Our charcoal grill was crackling with fire and flavour, the soup pot never seemed to be able to re fill itself no matter how hard we tried, and as we picked the tender meat of the ouzi it was being grabbed off our finger tips before we could blink.

The kebbeh, sambousek and fatayer took the place of finger food for all to get their appetites kick started as they shuffled along the queue to fill their plates to dizzying heights - biryani and white chocolate from the chocolate fountain on the same plate?

Oh yes, it was all kicking off last night...

Monday, September 7, 2009

Chicken, leek and morel pie

Serves 6

The kids are back at school, the Summer glow is gently fading and the lid of the Pimms bottle looks like it's starting to crust up for the colder months already. Can only mean one thing, and Autumn is just around the corner - pie season in my book.

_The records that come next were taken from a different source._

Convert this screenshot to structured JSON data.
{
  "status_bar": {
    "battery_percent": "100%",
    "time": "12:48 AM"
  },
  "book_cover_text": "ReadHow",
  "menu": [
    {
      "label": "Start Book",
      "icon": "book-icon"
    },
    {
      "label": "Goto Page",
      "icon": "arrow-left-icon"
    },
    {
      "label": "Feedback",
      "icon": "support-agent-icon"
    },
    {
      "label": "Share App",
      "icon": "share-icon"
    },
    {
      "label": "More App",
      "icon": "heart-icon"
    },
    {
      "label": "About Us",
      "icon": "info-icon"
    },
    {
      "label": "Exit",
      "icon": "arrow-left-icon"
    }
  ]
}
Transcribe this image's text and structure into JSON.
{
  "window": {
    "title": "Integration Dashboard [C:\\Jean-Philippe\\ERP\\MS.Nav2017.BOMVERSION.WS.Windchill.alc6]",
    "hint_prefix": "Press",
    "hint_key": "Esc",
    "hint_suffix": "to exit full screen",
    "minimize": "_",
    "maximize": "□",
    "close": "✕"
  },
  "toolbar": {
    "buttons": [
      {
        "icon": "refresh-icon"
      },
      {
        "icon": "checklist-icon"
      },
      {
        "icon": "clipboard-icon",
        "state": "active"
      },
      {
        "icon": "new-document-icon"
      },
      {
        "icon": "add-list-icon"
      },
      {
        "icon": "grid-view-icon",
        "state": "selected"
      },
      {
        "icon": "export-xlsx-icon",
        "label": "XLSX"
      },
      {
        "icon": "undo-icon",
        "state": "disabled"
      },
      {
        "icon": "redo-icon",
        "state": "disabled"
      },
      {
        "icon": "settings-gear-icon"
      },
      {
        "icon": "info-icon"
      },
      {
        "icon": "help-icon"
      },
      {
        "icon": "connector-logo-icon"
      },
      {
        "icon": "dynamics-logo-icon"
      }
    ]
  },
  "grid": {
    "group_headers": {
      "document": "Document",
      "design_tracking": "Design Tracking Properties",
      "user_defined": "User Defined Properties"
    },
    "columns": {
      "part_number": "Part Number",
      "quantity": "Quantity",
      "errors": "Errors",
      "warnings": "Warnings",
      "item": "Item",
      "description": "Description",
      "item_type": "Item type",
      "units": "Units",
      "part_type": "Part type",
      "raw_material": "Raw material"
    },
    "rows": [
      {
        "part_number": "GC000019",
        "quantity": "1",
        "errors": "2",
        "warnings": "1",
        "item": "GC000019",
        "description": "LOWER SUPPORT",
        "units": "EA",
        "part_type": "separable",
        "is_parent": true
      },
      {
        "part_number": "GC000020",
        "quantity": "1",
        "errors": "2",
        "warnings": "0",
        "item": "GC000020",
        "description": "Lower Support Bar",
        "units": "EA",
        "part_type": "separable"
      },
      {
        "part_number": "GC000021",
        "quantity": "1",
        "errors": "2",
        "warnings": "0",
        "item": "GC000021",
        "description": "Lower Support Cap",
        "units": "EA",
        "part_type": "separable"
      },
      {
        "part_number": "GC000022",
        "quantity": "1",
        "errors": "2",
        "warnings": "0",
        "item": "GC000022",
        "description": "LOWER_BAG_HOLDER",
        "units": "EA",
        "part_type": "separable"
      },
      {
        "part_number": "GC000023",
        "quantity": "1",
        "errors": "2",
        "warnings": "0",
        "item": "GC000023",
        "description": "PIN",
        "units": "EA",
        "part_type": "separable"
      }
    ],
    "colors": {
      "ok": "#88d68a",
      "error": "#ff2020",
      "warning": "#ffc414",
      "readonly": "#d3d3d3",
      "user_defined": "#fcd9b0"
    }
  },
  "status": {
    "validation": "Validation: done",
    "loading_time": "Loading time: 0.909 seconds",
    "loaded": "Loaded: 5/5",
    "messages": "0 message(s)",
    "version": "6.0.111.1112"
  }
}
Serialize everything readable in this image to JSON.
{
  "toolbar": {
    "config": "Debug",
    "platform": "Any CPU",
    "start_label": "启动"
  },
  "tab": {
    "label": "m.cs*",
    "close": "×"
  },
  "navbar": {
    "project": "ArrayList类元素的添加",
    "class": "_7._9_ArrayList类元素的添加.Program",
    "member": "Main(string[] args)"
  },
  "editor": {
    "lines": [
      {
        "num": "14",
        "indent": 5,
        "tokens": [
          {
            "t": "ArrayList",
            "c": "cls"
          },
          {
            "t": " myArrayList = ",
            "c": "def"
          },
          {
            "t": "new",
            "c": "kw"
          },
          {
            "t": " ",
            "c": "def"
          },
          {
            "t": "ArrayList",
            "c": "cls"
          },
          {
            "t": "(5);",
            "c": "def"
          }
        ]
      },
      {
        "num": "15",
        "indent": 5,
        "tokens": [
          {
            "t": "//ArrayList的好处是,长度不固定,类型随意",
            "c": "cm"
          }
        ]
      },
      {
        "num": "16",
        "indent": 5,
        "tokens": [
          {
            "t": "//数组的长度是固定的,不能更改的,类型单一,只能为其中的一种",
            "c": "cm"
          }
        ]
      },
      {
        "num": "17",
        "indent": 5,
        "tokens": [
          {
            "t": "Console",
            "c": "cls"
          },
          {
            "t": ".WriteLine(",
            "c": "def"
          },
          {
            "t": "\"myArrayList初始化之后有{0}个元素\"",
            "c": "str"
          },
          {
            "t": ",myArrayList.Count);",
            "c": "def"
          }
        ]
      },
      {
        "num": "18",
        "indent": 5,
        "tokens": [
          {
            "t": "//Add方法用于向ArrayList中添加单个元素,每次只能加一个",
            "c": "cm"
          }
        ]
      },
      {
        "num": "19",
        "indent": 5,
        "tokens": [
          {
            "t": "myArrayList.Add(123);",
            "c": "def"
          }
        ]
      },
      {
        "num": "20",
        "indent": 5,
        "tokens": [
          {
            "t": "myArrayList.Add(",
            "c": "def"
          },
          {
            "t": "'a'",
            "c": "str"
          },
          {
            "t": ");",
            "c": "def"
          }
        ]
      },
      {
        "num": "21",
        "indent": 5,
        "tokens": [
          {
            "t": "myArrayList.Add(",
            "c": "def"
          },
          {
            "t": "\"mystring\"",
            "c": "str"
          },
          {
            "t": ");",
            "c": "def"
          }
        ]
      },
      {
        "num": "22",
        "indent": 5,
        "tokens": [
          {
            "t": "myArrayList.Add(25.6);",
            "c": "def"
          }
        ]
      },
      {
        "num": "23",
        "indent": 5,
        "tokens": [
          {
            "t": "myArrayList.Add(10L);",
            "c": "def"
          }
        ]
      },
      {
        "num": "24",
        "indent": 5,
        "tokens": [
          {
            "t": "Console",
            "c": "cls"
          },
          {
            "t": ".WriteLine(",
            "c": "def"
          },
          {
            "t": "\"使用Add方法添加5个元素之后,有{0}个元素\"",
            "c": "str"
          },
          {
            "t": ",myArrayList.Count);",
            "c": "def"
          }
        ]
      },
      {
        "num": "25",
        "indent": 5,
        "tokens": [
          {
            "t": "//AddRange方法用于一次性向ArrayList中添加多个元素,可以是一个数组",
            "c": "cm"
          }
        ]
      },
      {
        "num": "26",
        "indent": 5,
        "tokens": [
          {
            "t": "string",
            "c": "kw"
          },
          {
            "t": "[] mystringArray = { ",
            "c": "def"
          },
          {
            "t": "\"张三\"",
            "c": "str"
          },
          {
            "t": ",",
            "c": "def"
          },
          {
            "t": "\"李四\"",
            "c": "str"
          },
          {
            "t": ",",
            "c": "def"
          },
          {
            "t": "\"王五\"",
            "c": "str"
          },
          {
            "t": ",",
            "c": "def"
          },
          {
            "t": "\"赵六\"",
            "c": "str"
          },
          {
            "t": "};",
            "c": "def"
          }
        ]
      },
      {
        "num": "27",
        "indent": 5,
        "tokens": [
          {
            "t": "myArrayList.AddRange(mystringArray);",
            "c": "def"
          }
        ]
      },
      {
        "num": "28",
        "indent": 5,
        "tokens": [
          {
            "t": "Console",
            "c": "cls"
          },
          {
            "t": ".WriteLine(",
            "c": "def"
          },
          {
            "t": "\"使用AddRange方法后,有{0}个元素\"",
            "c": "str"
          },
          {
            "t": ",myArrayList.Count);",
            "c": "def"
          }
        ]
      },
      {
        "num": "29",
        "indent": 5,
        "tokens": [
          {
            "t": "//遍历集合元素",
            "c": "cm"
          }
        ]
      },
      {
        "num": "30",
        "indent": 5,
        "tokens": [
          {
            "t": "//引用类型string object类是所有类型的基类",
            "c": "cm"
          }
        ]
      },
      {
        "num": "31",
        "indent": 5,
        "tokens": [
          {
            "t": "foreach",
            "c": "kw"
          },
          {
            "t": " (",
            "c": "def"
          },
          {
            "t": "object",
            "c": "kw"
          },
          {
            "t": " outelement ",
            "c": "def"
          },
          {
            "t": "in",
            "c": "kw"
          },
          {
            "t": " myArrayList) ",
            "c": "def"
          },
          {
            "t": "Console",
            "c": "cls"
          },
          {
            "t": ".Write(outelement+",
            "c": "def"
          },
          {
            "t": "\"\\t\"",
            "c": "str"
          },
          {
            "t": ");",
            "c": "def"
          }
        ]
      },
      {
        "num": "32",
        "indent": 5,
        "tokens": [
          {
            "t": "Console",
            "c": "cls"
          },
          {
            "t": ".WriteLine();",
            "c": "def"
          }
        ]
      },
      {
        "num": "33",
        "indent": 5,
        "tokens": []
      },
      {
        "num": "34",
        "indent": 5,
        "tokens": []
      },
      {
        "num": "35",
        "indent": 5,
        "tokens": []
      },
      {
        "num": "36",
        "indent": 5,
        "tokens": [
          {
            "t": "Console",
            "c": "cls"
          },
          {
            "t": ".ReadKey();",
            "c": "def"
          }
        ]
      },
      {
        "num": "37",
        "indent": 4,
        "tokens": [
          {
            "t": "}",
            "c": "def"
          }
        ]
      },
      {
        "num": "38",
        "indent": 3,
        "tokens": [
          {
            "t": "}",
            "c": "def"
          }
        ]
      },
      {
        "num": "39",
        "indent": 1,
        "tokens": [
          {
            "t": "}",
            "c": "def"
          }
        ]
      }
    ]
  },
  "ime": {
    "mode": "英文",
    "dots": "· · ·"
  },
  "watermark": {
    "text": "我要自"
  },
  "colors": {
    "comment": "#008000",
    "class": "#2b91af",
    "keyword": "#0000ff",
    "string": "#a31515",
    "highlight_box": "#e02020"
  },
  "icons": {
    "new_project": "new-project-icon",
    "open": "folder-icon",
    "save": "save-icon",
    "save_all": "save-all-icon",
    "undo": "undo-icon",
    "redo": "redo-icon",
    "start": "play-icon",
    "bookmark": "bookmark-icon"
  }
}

I'm so looking forward to the sheer comfort in longer cooked meats, braised dishes while still making the most of the gardens and hedgerows as they still offer an abundance of flavour. This pie uses morels, a little early in the season yet, and a bit of a luxury even at their peak of availability, so don't worry about substituting them for something simpler in price.

225g strong white flour
170g cold diced butter
Pinch of salt
Cold water to mix

6 chicken breasts, diced
20g dried morels, soaked and halved (reserve the soaking water)
10 young leeks, washed and sliced
100g tarragon, chopped
300ml double cream
15g flour
15g butter
Salt and black pepper

For the pastry, mix the butter into the flour with the salt till crumbly, add enough water till a clean smooth dough is formed without over mixing, chill in fridge for at least an hour before rolling.

Poach the chicken, leeks and morels gently in the morel water for about 20 to 30 minutes, lightly seasoned with salt and pepper.

Strain the liquid and add the butter to this mix and return to the heat. Once the butter is foaming, and coated all ingredients, dust with the flour and continue to cook for 5 minutes further.

At this stage add 100ml of poaching liquid, the cream, tarragon and a touch more seasoning, bring back to the boil and remove from heat.

Fill a suitable pie dish with the filling, and top with the pastry, rolled out to ¼ inch thickness. Brush the top with egg wash, and bake in an oven at 180c for about 30 to 40 minutes.